Git pull requests

After cloning the appropriate repository, branching off trunk, making your changes, and pushing them to another publically-accessible Git server (such as a personal Git server, Codeberg, or GitLab.com), you can use git request-pull to generate a form-letter request to pull your changes from there. The output text it generates can be copy-pasted or redirected directly into an email body or email attachment and mailed to the same email address as given above for commentary and suggestions.

A basic example of using git request-pull:

$ git branch my-change
$ # ... changes are made ...
$ git add -A
$ git commit -m "Make my change"
$ git push git@git.example.net:lens-core my-change
$ git request-pull origin/trunk https://git.example.net/lens-core my-change | mail public00178@alm.website

While this option is convenient when you have a public Git server, or an account on one, it does mean you have to publish your changes and keep them up until they’re merged, which some people might not want to do. The last option should be workable for anyone, though it can be more complicated.

Mailed patches

After cloning the appropriate repository, branching off trunk, and making your changes, you can use git format-patch to create patch files containing your changes for sending via email. The files that git format-patch generates can be sent directly (using git send-email or by copying them into a compatible mail client’s local Drafts mailbox) or as attachments. Mail your patches to the same email address given above for commentary and suggestions.

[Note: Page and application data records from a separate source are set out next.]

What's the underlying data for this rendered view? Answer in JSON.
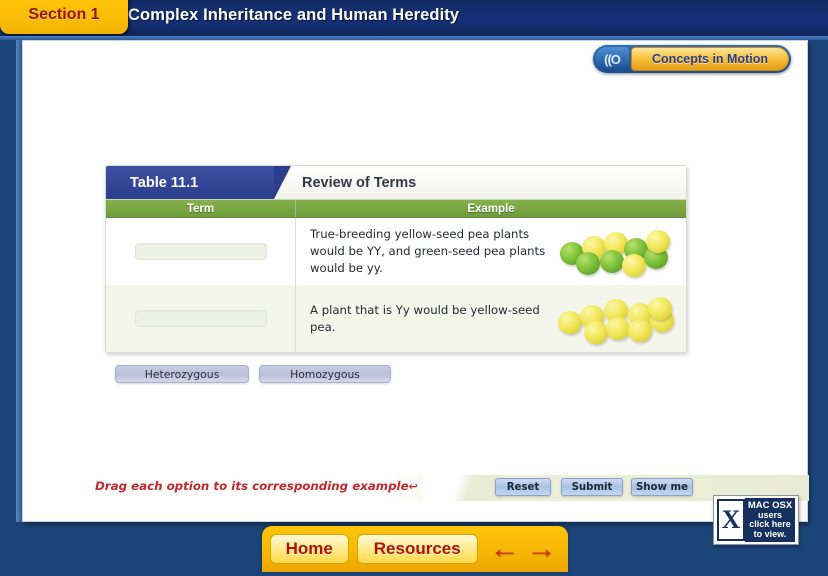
{
  "header": {
    "section_tab": "Section 1",
    "title": "Complex Inheritance and Human Heredity",
    "concepts_button": {
      "icon": "motion-waves-icon",
      "label": "Concepts in Motion"
    }
  },
  "table": {
    "tag": "Table 11.1",
    "subtitle": "Review of Terms",
    "columns": [
      "Term",
      "Example"
    ],
    "rows": [
      {
        "term_value": "",
        "example_text": "True-breeding yellow-seed pea plants would be YY, and green-seed pea plants would be yy.",
        "pea_colors": [
          "green",
          "yellow",
          "yellow",
          "green",
          "green",
          "yellow",
          "green",
          "yellow",
          "green"
        ]
      },
      {
        "term_value": "",
        "example_text": "A plant that is Yy would be yellow-seed pea.",
        "pea_colors": [
          "yellow",
          "yellow",
          "yellow",
          "yellow",
          "yellow",
          "yellow",
          "yellow",
          "yellow",
          "yellow"
        ]
      }
    ]
  },
  "options": [
    {
      "label": "Heterozygous"
    },
    {
      "label": "Homozygous"
    }
  ],
  "controls": {
    "instruction": "Drag each option to its corresponding example",
    "instruction_arrow": "↩",
    "buttons": [
      {
        "label": "Reset"
      },
      {
        "label": "Submit"
      },
      {
        "label": "Show me"
      }
    ]
  },
  "mac_notice": {
    "mark": "X",
    "lines": [
      "MAC OSX",
      "users",
      "click here",
      "to view."
    ]
  },
  "nav": {
    "home": "Home",
    "resources": "Resources",
    "back_arrow": "←",
    "forward_arrow": "→"
  },
  "colors": {
    "frame_navy": "#1b4578",
    "header_navy": "#16317a",
    "accent_gold": "#fdc60b",
    "tag_blue": "#2c3d8e",
    "col_header_green": "#6f9c3b",
    "instruction_red": "#c3292b"
  }
}
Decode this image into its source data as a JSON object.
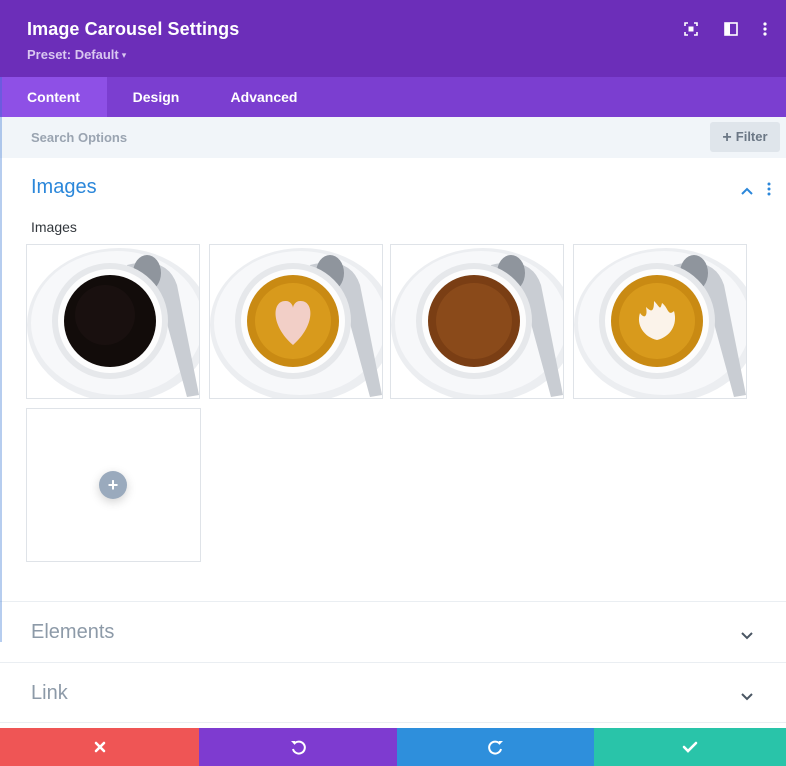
{
  "header": {
    "title": "Image Carousel Settings",
    "preset_label": "Preset: Default",
    "icons": [
      "expand-icon",
      "sidebar-toggle-icon",
      "more-options-icon"
    ]
  },
  "tabs": [
    {
      "label": "Content",
      "active": true
    },
    {
      "label": "Design",
      "active": false
    },
    {
      "label": "Advanced",
      "active": false
    }
  ],
  "search": {
    "placeholder": "Search Options",
    "filter_label": "Filter"
  },
  "sections": {
    "images": {
      "title": "Images",
      "expanded": true,
      "field_label": "Images",
      "gallery": [
        {
          "name": "black coffee"
        },
        {
          "name": "latte heart art"
        },
        {
          "name": "americano"
        },
        {
          "name": "latte tulip art"
        }
      ],
      "add_label": "+"
    },
    "elements": {
      "title": "Elements",
      "expanded": false
    },
    "link": {
      "title": "Link",
      "expanded": false
    }
  },
  "footer": {
    "buttons": [
      {
        "name": "discard",
        "icon": "close-icon",
        "color": "#ef5555"
      },
      {
        "name": "undo",
        "icon": "undo-icon",
        "color": "#7e3bd0"
      },
      {
        "name": "redo",
        "icon": "redo-icon",
        "color": "#2e8fdc"
      },
      {
        "name": "save",
        "icon": "check-icon",
        "color": "#29c4a9"
      }
    ]
  },
  "colors": {
    "header_bg": "#6c2eb9",
    "tabs_bg": "#7b3ed0",
    "active_tab_bg": "#8e50e6",
    "section_title_active": "#2b87da",
    "section_title_collapsed": "#8d9aa8"
  }
}
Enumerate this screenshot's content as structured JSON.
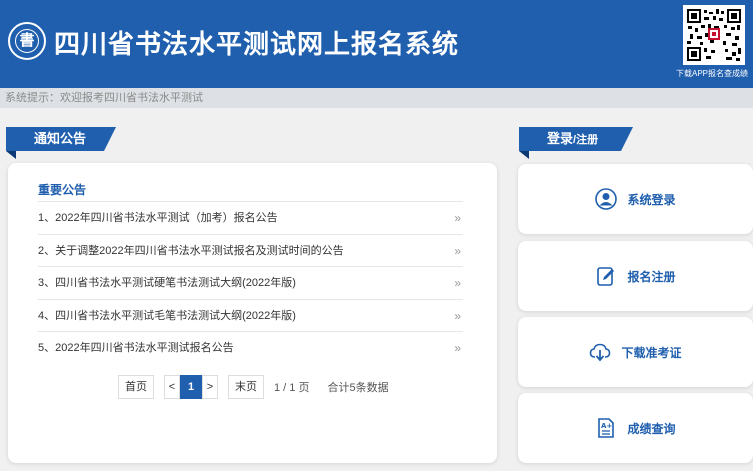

A basic example of using git format-patch, assuming an email account has already been configured for git send-email:

$ git branch my-change
$ # ... changes are made ...
$ git add -A
$ git commit -m "Make my change"
$ git format-patch origin/trunk -o patches -MC --cover-letter
$ git send-email patches --to=public00178@alm.website